Stored records
——————

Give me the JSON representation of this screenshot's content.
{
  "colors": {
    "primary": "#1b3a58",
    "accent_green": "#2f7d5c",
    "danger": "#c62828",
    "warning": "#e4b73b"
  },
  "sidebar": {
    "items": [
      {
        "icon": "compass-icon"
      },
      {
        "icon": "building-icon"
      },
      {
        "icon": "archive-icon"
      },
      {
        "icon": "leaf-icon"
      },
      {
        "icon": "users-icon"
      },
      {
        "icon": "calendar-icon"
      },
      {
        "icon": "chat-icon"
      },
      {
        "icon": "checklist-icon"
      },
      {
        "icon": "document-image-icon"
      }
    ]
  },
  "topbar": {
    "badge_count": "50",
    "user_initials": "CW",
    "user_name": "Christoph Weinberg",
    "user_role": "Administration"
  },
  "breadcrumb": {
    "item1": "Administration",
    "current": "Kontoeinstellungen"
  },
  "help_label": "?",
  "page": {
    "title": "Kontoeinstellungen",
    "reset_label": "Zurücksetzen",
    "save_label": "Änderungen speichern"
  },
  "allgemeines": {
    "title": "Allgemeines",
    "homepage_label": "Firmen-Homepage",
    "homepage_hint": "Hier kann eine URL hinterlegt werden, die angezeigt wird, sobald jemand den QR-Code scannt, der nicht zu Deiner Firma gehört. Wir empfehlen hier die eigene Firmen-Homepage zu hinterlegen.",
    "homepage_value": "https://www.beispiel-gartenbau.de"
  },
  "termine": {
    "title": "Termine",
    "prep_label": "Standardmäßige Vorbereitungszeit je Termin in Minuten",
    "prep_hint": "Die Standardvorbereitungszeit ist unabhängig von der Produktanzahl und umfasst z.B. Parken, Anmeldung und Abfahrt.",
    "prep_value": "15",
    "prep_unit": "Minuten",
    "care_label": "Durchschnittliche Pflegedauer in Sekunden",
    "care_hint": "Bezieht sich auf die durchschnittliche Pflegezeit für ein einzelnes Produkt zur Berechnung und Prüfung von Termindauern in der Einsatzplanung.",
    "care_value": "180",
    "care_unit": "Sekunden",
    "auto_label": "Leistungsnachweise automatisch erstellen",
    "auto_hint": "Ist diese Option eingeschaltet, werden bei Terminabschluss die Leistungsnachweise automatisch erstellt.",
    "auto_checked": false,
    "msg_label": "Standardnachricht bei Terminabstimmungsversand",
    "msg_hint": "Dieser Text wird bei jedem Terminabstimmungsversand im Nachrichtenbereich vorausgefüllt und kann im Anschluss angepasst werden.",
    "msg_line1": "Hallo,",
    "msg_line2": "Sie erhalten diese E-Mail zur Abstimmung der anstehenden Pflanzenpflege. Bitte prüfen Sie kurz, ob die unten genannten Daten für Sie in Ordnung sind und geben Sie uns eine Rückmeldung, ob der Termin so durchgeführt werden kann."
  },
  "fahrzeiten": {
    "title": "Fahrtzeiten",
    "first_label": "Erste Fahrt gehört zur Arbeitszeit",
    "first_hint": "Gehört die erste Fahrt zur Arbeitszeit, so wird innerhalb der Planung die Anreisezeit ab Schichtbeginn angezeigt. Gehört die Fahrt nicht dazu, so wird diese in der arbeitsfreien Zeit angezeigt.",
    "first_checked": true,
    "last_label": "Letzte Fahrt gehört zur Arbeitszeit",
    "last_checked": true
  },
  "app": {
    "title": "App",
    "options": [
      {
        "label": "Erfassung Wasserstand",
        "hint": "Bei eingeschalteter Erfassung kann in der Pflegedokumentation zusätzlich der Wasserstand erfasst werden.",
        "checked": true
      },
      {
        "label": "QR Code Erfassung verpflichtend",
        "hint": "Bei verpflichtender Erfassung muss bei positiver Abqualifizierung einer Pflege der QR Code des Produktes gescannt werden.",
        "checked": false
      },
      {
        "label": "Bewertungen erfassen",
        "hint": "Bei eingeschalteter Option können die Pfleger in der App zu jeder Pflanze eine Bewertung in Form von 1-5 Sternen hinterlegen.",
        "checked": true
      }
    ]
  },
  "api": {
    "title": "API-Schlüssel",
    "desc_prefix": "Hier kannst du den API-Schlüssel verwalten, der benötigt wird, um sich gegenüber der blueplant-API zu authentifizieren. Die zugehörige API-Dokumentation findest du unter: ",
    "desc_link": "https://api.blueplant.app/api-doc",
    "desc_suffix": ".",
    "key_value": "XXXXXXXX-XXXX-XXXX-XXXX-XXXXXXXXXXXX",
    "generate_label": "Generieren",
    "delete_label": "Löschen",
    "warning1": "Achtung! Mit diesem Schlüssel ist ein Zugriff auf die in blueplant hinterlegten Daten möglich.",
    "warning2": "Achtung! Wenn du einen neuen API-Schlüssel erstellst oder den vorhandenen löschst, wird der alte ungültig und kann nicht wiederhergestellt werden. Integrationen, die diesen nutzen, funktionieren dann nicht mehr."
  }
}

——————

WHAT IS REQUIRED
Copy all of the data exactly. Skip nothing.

SOLUTION TO THIS PROBLEM
Give me the JSON representation of this screenshot's content.
{
  "colors": {
    "primary": "#1b3a58",
    "accent_green": "#2f7d5c",
    "danger": "#c62828",
    "warning": "#e4b73b"
  },
  "sidebar": {
    "items": [
      {
        "icon": "compass-icon"
      },
      {
        "icon": "building-icon"
      },
      {
        "icon": "archive-icon"
      },
      {
        "icon": "leaf-icon"
      },
      {
        "icon": "users-icon"
      },
      {
        "icon": "calendar-icon"
      },
      {
        "icon": "chat-icon"
      },
      {
        "icon": "checklist-icon"
      },
      {
        "icon": "document-image-icon"
      }
    ]
  },
  "topbar": {
    "badge_count": "50",
    "user_initials": "CW",
    "user_name": "Christoph Weinberg",
    "user_role": "Administration"
  },
  "breadcrumb": {
    "item1": "Administration",
    "current": "Kontoeinstellungen"
  },
  "help_label": "?",
  "page": {
    "title": "Kontoeinstellungen",
    "reset_label": "Zurücksetzen",
    "save_label": "Änderungen speichern"
  },
  "allgemeines": {
    "title": "Allgemeines",
    "homepage_label": "Firmen-Homepage",
    "homepage_hint": "Hier kann eine URL hinterlegt werden, die angezeigt wird, sobald jemand den QR-Code scannt, der nicht zu Deiner Firma gehört. Wir empfehlen hier die eigene Firmen-Homepage zu hinterlegen.",
    "homepage_value": "https://www.beispiel-gartenbau.de"
  },
  "termine": {
    "title": "Termine",
    "prep_label": "Standardmäßige Vorbereitungszeit je Termin in Minuten",
    "prep_hint": "Die Standardvorbereitungszeit ist unabhängig von der Produktanzahl und umfasst z.B. Parken, Anmeldung und Abfahrt.",
    "prep_value": "15",
    "prep_unit": "Minuten",
    "care_label": "Durchschnittliche Pflegedauer in Sekunden",
    "care_hint": "Bezieht sich auf die durchschnittliche Pflegezeit für ein einzelnes Produkt zur Berechnung und Prüfung von Termindauern in der Einsatzplanung.",
    "care_value": "180",
    "care_unit": "Sekunden",
    "auto_label": "Leistungsnachweise automatisch erstellen",
    "auto_hint": "Ist diese Option eingeschaltet, werden bei Terminabschluss die Leistungsnachweise automatisch erstellt.",
    "auto_checked": false,
    "msg_label": "Standardnachricht bei Terminabstimmungsversand",
    "msg_hint": "Dieser Text wird bei jedem Terminabstimmungsversand im Nachrichtenbereich vorausgefüllt und kann im Anschluss angepasst werden.",
    "msg_line1": "Hallo,",
    "msg_line2": "Sie erhalten diese E-Mail zur Abstimmung der anstehenden Pflanzenpflege. Bitte prüfen Sie kurz, ob die unten genannten Daten für Sie in Ordnung sind und geben Sie uns eine Rückmeldung, ob der Termin so durchgeführt werden kann."
  },
  "fahrzeiten": {
    "title": "Fahrtzeiten",
    "first_label": "Erste Fahrt gehört zur Arbeitszeit",
    "first_hint": "Gehört die erste Fahrt zur Arbeitszeit, so wird innerhalb der Planung die Anreisezeit ab Schichtbeginn angezeigt. Gehört die Fahrt nicht dazu, so wird diese in der arbeitsfreien Zeit angezeigt.",
    "first_checked": true,
    "last_label": "Letzte Fahrt gehört zur Arbeitszeit",
    "last_checked": true
  },
  "app": {
    "title": "App",
    "options": [
      {
        "label": "Erfassung Wasserstand",
        "hint": "Bei eingeschalteter Erfassung kann in der Pflegedokumentation zusätzlich der Wasserstand erfasst werden.",
        "checked": true
      },
      {
        "label": "QR Code Erfassung verpflichtend",
        "hint": "Bei verpflichtender Erfassung muss bei positiver Abqualifizierung einer Pflege der QR Code des Produktes gescannt werden.",
        "checked": false
      },
      {
        "label": "Bewertungen erfassen",
        "hint": "Bei eingeschalteter Option können die Pfleger in der App zu jeder Pflanze eine Bewertung in Form von 1-5 Sternen hinterlegen.",
        "checked": true
      }
    ]
  },
  "api": {
    "title": "API-Schlüssel",
    "desc_prefix": "Hier kannst du den API-Schlüssel verwalten, der benötigt wird, um sich gegenüber der blueplant-API zu authentifizieren. Die zugehörige API-Dokumentation findest du unter: ",
    "desc_link": "https://api.blueplant.app/api-doc",
    "desc_suffix": ".",
    "key_value": "XXXXXXXX-XXXX-XXXX-XXXX-XXXXXXXXXXXX",
    "generate_label": "Generieren",
    "delete_label": "Löschen",
    "warning1": "Achtung! Mit diesem Schlüssel ist ein Zugriff auf die in blueplant hinterlegten Daten möglich.",
    "warning2": "Achtung! Wenn du einen neuen API-Schlüssel erstellst oder den vorhandenen löschst, wird der alte ungültig und kann nicht wiederhergestellt werden. Integrationen, die diesen nutzen, funktionieren dann nicht mehr."
  }
}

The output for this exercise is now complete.